Set in America in 1951, the second year of the Korean War, Indignation is narrated by Marcus Messner, a Jewish college student from Newark, New Jersey, who describes his sophomore year at Winesburg College in Ohio. Marcus transfers to Winesburg from Robert Treat College in Newark to escape his father, a kosher butcher, who appears to have become consumed with fear about the dangers of adult life, the world, and the uncertainty that awaits his son.
At Winesburg College, Marcus becomes infatuated with a fellow student, Olivia Hutton, a survivor of a suicide attempt. The sexually inexperienced Marcus is bewildered when Olivia performs fellatio on him during their one and only date. Marcus' mother objects to his dating someone who attempted suicide and makes him vow to end their relationship.

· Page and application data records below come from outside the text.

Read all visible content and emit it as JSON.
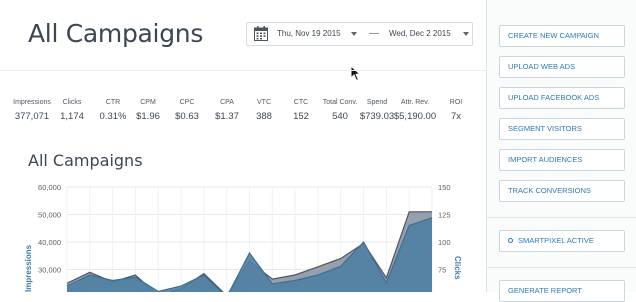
{
  "header": {
    "title": "All Campaigns",
    "date_start": "Thu, Nov 19 2015",
    "date_end": "Wed, Dec 2 2015",
    "date_separator": "—"
  },
  "stats": [
    {
      "label": "Impressions",
      "value": "377,071"
    },
    {
      "label": "Clicks",
      "value": "1,174"
    },
    {
      "label": "CTR",
      "value": "0.31%"
    },
    {
      "label": "CPM",
      "value": "$1.96"
    },
    {
      "label": "CPC",
      "value": "$0.63"
    },
    {
      "label": "CPA",
      "value": "$1.37"
    },
    {
      "label": "VTC",
      "value": "388"
    },
    {
      "label": "CTC",
      "value": "152"
    },
    {
      "label": "Total Conv.",
      "value": "540"
    },
    {
      "label": "Spend",
      "value": "$739.03"
    },
    {
      "label": "Attr. Rev.",
      "value": "$5,190.00"
    },
    {
      "label": "ROI",
      "value": "7x"
    }
  ],
  "sidebar": {
    "buttons": [
      "CREATE NEW CAMPAIGN",
      "UPLOAD WEB ADS",
      "UPLOAD FACEBOOK ADS",
      "SEGMENT VISITORS",
      "IMPORT AUDIENCES",
      "TRACK CONVERSIONS"
    ],
    "smartpixel": "SMARTPIXEL ACTIVE",
    "report": "GENERATE REPORT"
  },
  "colors": {
    "impressions_fill": "#8d98a5",
    "clicks_fill": "#4f7fa3",
    "button_text": "#2f7ab0",
    "title_text": "#3c4753"
  },
  "chart_data": {
    "type": "area",
    "title": "All Campaigns",
    "y_left_label": "Impressions",
    "y_right_label": "Clicks",
    "y_left_ticks": [
      "60,000",
      "50,000",
      "40,000",
      "30,000"
    ],
    "y_right_ticks": [
      "150",
      "125",
      "100",
      "75"
    ],
    "y_left_range": [
      0,
      60000
    ],
    "y_right_range": [
      0,
      150
    ],
    "x_tick_labels": [],
    "series": [
      {
        "name": "Impressions",
        "axis": "left",
        "values": [
          25000,
          29000,
          25500,
          28000,
          20500,
          23000,
          28500,
          20500,
          33000,
          26500,
          28000,
          31000,
          34000,
          39500,
          27000,
          51000,
          51000
        ]
      },
      {
        "name": "Clicks",
        "axis": "right",
        "values": [
          60,
          70,
          65,
          68,
          55,
          60,
          70,
          50,
          90,
          62,
          65,
          70,
          78,
          100,
          63,
          115,
          122
        ]
      }
    ],
    "grid": true
  }
}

Marcus has an adversarial relationship with the dean of men, Hawes Caudwell. In a meeting in Dean Caudwell's office, Marcus objects to the chapel attendance requirement on the grounds that he is an atheist. In this meeting, he quotes extensively from Bertrand Russell's essay "Why I Am Not a Christian". Later, the dean finds Marcus guilty of hiring another student to attend chapel in his place; when Marcus refuses to attend double the number of chapel services as punishment, the dean expels him. His expulsion allows the U.S. Army to draft him and send him to fight in Korea where he is killed in combat. Early in the novel, Marcus explains that he is dead and telling his story from the afterlife; later it is revealed that he is unconscious from his combat wounds and the morphine that has been administered.
Film producer Scott Rudin bought the rights to Indignation in April 2008, five months before the book was scheduled to be published. In September 2008, Lauren Lipton argued on Portfolio.com that Rudin was unwise to acquire the rights to the book "given Roth's Hollywood track record," saying that, "of his many tomes, only a few have made it to the big screen to date."
A film adaptation, Indignation, was eventually made in 2016, without Rudin's involvement. It was directed and written by James Schamus (in his directorial debut), and starred Logan Lerman as Marcus, Sarah Gadon as Olivia, and Tracy Letts as Dean Caudwell. The film received positive reviews.